Surely the future lies in special and mainstream schools working closely together, sharing expertise and resources while keeping the specialist ethos and skills that currently reside in the special sector. My reading of the government-sponsored research report he refers to (Inclusion and Pupil Achievement) seem to highlight this with mainstream schools lacking the expertise to provide fully for some pupils.
I remain baffled by Mr Reiser's continued assertion that placing pupils in a special school somehow infringes their "human rights". I think their most basic right is to an education suited to their needs, something which the chief inspector's annual report clearly illustrates special schools do extremely well. Our own recent inspection report commented: "Pupils love coming to the school and many are sorry when the end of term comes." To say these pupils are having their human rights denied is ludicrous.
Mr Reiser is right when he says "many will say we are not comparing like with like" (mainstream and special school point scores). The majority of special schools clearly have a population of pupils who are working at earlier developmental levels. Our local education authority criteria (which cannot be unique) only allocate places in special schools for pupils who are performing significantly below that expected for their age. I would be more than happy for our pupils' progress to be compared with similar pupils in mainstream schools, but the mechanisms are not yet there to do this.
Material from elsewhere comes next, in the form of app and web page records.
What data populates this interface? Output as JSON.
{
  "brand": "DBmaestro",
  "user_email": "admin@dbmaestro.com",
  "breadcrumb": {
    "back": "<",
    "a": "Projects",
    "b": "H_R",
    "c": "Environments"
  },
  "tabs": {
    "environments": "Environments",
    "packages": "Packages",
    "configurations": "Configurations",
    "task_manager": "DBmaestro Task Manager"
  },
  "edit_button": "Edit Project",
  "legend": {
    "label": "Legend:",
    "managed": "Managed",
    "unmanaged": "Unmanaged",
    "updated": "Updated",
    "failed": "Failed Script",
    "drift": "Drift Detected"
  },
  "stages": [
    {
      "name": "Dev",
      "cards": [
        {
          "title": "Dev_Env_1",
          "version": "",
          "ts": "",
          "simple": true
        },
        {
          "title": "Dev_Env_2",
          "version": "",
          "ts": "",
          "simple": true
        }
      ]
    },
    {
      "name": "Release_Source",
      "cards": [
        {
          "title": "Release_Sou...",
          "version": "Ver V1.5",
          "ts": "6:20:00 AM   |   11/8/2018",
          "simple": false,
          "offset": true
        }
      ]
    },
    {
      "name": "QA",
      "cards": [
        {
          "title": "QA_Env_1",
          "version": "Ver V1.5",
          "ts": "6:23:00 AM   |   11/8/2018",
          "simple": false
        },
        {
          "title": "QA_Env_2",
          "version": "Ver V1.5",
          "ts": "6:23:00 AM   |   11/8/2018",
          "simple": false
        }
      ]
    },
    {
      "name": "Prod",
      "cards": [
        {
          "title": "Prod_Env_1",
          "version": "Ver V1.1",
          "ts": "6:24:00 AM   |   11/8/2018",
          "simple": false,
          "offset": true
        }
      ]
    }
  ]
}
I look forward to the day we can do this as I am confident what the findings will show.
Tony Newman Headteacher Stanley special school Thingwall, Wirral